TeraCloud provides Fortune 1000 companies with SRM solutions to enable them to discover, monitor, analyze, report and centrally manage mission-critical files and storage devices across the enterprise. Coupled with the company’s re-launch, TeraCloud also announced the release of SpaceFinder 4.0, a SRM product for the OS/390 environment.
Founded as Trilogy Software in 1991, the company was quickly established as a successful SRM solutions provider for OS/390 environments, servicing 18 percent of the Fortune 1000. Moving forward, TeraCloud will leverage its mainframe expertise, bringing proven storage disciplines to distributed storage environments. TeraCloud enables organizations to manage their storage infrastructure as a strategic asset, ensuring that applications run at peak performance, while maximizing service levels, reducing costs and minimizing downtime.
“As storage becomes more critical to every organization, companies need a way to strategically evaluate, manage and control all storage resources from one single location,” says Douglass Ebstyne, CEO of TeraCloud. “Providing solutions for the management of storage resources throughout the enterprise is TeraCloud’s singular focus.

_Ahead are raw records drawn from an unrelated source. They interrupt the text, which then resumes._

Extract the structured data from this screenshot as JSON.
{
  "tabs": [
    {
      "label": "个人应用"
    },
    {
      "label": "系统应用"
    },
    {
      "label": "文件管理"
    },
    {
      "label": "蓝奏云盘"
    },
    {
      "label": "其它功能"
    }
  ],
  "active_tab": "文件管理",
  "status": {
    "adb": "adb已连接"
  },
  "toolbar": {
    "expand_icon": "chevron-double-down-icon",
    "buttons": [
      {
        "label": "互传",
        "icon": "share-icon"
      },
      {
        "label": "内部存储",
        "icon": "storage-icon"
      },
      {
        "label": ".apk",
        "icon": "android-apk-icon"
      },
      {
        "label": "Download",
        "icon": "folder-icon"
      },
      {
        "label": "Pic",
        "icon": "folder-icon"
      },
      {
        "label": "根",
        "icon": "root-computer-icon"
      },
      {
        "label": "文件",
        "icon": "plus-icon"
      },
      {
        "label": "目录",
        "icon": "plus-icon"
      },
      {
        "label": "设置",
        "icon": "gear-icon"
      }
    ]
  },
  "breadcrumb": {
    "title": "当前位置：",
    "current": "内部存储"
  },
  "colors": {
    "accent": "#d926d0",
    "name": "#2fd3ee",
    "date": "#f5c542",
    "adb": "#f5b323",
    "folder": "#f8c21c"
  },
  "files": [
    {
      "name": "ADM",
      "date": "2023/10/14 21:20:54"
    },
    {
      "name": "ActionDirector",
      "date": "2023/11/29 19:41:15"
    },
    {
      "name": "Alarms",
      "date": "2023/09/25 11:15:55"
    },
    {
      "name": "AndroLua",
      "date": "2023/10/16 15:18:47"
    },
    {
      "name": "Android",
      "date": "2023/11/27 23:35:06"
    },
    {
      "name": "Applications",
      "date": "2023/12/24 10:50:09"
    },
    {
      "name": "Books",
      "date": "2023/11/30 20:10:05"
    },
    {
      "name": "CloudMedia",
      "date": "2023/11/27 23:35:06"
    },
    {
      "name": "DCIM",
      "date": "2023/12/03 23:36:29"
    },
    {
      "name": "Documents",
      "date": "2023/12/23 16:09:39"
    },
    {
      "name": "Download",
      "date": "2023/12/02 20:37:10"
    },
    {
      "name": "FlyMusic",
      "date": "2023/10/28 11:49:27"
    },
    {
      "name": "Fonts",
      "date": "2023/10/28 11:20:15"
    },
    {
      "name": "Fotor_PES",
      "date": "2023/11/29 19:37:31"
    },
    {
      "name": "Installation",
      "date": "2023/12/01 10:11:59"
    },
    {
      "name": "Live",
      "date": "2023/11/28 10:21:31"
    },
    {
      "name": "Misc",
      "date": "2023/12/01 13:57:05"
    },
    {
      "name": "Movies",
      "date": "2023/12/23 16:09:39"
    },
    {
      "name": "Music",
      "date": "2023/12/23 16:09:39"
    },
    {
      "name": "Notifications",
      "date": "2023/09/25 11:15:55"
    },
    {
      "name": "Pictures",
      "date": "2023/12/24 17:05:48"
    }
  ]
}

Our goal is to enable companies to realize the financial and service benefits of ‘lights-out’ storage management.”
TeraCloud also announced today the release of SpaceFinder 4.0. SpaceFinder 4.0 is the latest version of the company’s original product, designed for managing OS/390 storage resources. SpaceFinder 4.0 enables organizations to better identify and manage inefficiencies and discrepancies in mainframe disk and tape management and utilization. It minimizes the burden on storage administrators by automating many of the tasks that were done manually or that were previously impossible to do. SpaceFinder 4.0 also increases the size of manageable terabytes, allowing storage administrators to manage six to seven terabytes of data per person.